N2 - The Mental Health (Care and Treatment)(Scotland) Act 2003 introduced the provision for patients to appeal against being treated in conditions of excessive security for the first time. In this article, we examine the first 100 patients to appeal using this new provision. We compared the clinical, demographic and legal factors of these patients depending upon the outcome of the appeal. Forty-four per cent of appeals were successful compared with 22% which were rejected. There was no difference on any clinical factors studied between these groups. The main difference between the groups was that those patients who had the support of their Responsible Medical Officer and were already on the transfer list were significantly more likely to succeed p .000. We have demonstrated that legislation is an important mechanism to drive change in any forensic mental health system such as the development of medium and low secure services in Scotland.
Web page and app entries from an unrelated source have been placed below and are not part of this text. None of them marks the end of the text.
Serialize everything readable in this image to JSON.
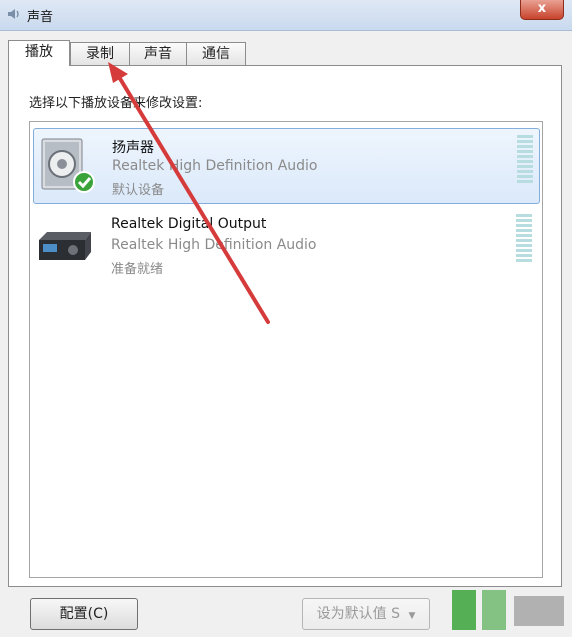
{
  "window": {
    "title": "声音",
    "close_label": "x"
  },
  "tabs": [
    {
      "label": "播放",
      "active": true
    },
    {
      "label": "录制",
      "active": false
    },
    {
      "label": "声音",
      "active": false
    },
    {
      "label": "通信",
      "active": false
    }
  ],
  "instruction": "选择以下播放设备来修改设置:",
  "devices": [
    {
      "name": "扬声器",
      "description": "Realtek High Definition Audio",
      "status": "默认设备",
      "icon": "speaker-icon",
      "selected": true,
      "default": true
    },
    {
      "name": "Realtek Digital Output",
      "description": "Realtek High Definition Audio",
      "status": "准备就绪",
      "icon": "digital-output-icon",
      "selected": false,
      "default": false
    }
  ],
  "buttons": {
    "configure": "配置(C)",
    "set_default": "设为默认值",
    "set_default_suffix": "S",
    "dropdown": "▼"
  },
  "annotation": {
    "color": "#d63b3b"
  }
}
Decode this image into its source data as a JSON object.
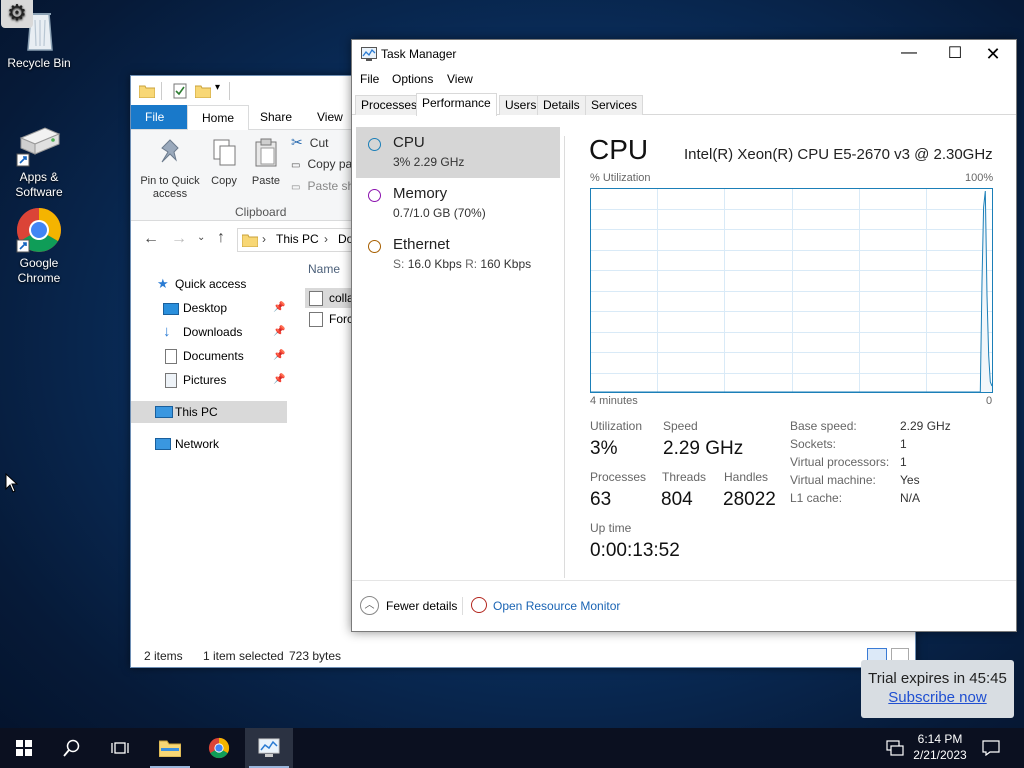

AB - The Mental Health (Care and Treatment)(Scotland) Act 2003 introduced the provision for patients to appeal against being treated in conditions of excessive security for the first time. In this article, we examine the first 100 patients to appeal using this new provision. We compared the clinical, demographic and legal factors of these patients depending upon the outcome of the appeal. Forty-four per cent of appeals were successful compared with 22% which were rejected. There was no difference on any clinical factors studied between these groups. The main difference between the groups was that those patients who had the support of their Responsible Medical Officer and were already on the transfer list were significantly more likely to succeed p .000. We have demonstrated that legislation is an important mechanism to drive change in any forensic mental health system such as the development of medium and low secure services in Scotland.

KW - high security

KW - excessive security

KW - appeals

KW - mental health legislation

U2 - 10.1080/14789949.2013.795240

DO - 10.1080/14789949.2013.795240

M3 - Article

VL - 24

SP - 386

EP - 402

JO - The Journal of Forensic Psychiatry & Psychology

JF - The Journal of Forensic Psychiatry & Psychology

SN - 1478-9949

IS - 3

ER -